• **ACTIVITY**
In the material below, find every line containing the string "icon" and return it.

• **DATASET ENTRIES**
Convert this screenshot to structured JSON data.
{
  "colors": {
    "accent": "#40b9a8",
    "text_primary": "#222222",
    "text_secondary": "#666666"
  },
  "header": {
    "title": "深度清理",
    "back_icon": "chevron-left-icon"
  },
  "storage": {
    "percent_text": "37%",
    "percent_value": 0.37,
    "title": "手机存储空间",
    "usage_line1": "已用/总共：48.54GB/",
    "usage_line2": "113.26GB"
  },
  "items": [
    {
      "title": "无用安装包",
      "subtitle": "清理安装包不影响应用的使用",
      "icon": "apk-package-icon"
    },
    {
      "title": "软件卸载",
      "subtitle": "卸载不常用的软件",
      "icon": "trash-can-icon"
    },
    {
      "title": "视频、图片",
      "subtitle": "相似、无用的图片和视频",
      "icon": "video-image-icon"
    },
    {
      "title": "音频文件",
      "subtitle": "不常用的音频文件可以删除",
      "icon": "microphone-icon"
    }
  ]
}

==

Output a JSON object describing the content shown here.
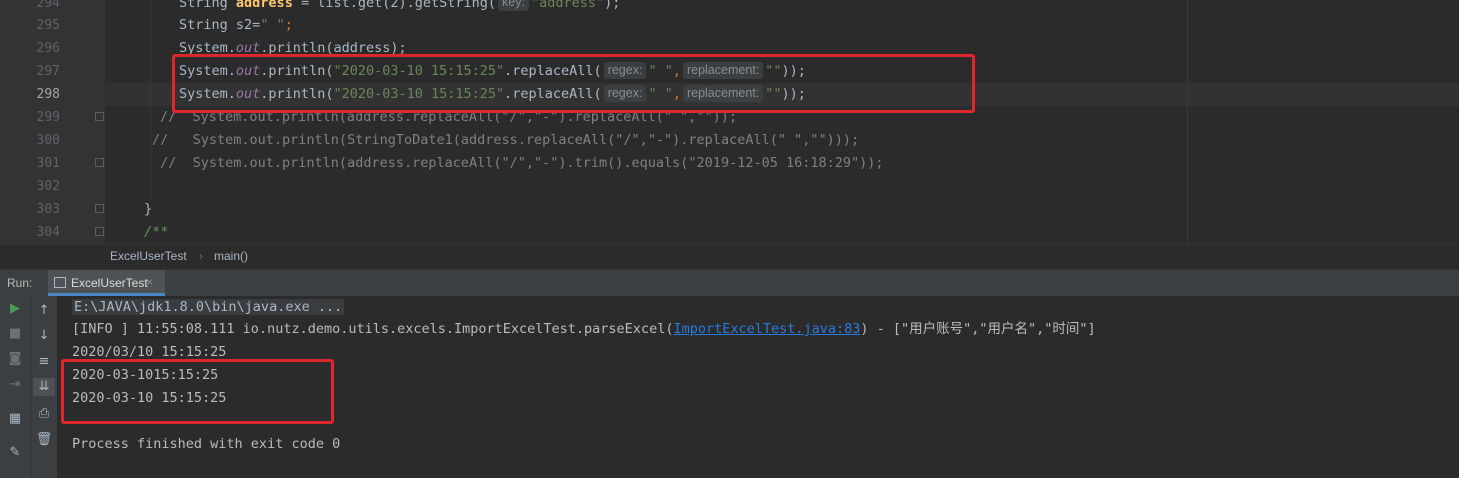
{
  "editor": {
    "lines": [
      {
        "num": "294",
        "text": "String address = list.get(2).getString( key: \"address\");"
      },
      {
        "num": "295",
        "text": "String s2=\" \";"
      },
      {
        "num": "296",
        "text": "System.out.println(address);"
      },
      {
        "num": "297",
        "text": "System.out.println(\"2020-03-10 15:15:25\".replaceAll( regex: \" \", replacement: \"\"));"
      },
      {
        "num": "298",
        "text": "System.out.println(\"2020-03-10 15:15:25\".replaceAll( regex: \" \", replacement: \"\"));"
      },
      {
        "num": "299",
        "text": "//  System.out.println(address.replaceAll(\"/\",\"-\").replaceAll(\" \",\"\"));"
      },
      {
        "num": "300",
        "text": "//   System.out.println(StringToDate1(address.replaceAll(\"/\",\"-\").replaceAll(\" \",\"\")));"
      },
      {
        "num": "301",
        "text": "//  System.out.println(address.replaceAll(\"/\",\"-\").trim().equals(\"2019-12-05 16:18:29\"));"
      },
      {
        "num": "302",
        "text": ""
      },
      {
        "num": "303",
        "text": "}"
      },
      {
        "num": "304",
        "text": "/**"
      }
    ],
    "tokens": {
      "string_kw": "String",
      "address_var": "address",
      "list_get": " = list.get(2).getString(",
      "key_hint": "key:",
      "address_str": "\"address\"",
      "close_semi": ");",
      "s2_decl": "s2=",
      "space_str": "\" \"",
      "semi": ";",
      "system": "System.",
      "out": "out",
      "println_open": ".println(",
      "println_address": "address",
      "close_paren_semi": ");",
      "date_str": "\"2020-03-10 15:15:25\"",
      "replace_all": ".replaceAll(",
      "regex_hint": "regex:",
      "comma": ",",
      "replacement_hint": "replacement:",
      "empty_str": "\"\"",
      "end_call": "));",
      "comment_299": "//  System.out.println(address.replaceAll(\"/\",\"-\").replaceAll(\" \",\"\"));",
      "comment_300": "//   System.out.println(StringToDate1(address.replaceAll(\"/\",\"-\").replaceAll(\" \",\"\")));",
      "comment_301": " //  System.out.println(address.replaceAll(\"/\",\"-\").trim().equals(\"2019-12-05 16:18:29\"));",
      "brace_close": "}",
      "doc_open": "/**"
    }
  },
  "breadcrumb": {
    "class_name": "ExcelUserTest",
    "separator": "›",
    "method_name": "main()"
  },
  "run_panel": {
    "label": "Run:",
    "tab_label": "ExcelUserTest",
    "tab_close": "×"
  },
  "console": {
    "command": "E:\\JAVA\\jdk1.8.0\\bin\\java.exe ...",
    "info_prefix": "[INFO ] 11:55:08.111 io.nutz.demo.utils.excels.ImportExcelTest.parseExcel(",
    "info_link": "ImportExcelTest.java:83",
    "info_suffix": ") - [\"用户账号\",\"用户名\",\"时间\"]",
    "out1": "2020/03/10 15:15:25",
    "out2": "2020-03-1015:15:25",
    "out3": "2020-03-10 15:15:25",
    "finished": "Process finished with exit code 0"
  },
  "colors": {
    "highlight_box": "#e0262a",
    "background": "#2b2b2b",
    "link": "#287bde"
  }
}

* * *

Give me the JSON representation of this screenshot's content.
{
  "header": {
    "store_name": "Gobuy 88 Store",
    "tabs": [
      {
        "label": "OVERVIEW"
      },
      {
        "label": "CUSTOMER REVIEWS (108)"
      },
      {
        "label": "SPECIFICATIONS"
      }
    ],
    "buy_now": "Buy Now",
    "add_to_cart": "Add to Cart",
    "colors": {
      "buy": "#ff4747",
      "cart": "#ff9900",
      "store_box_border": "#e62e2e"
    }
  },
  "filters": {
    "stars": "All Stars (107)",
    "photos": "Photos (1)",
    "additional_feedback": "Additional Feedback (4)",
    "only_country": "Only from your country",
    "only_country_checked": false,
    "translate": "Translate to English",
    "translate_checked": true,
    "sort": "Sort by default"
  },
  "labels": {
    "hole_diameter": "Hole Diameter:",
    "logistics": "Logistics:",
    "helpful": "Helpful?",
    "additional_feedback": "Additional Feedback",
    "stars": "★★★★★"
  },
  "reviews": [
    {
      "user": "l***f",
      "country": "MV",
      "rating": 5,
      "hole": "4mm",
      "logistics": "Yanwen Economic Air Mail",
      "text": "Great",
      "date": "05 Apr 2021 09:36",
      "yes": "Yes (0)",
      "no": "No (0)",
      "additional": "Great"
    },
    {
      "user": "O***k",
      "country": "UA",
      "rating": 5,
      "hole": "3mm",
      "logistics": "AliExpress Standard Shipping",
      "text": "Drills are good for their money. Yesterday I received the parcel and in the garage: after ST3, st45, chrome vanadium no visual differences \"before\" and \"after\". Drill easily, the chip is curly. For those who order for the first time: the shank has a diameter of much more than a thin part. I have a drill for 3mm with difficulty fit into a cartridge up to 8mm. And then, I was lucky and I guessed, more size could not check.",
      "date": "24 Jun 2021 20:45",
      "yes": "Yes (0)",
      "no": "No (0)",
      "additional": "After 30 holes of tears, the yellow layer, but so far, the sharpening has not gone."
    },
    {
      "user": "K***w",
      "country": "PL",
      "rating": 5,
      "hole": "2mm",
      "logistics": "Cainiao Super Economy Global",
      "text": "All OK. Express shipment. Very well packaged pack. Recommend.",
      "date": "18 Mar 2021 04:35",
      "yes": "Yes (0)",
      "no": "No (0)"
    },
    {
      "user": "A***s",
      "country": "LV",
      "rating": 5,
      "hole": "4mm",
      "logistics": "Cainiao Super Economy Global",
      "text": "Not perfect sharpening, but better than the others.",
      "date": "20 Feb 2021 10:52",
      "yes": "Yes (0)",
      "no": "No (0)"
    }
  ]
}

• **YOUR SOLUTION**
    "back_icon": "chevron-left-icon"
      "icon": "apk-package-icon"
      "icon": "trash-can-icon"
      "icon": "video-image-icon"
      "icon": "microphone-icon"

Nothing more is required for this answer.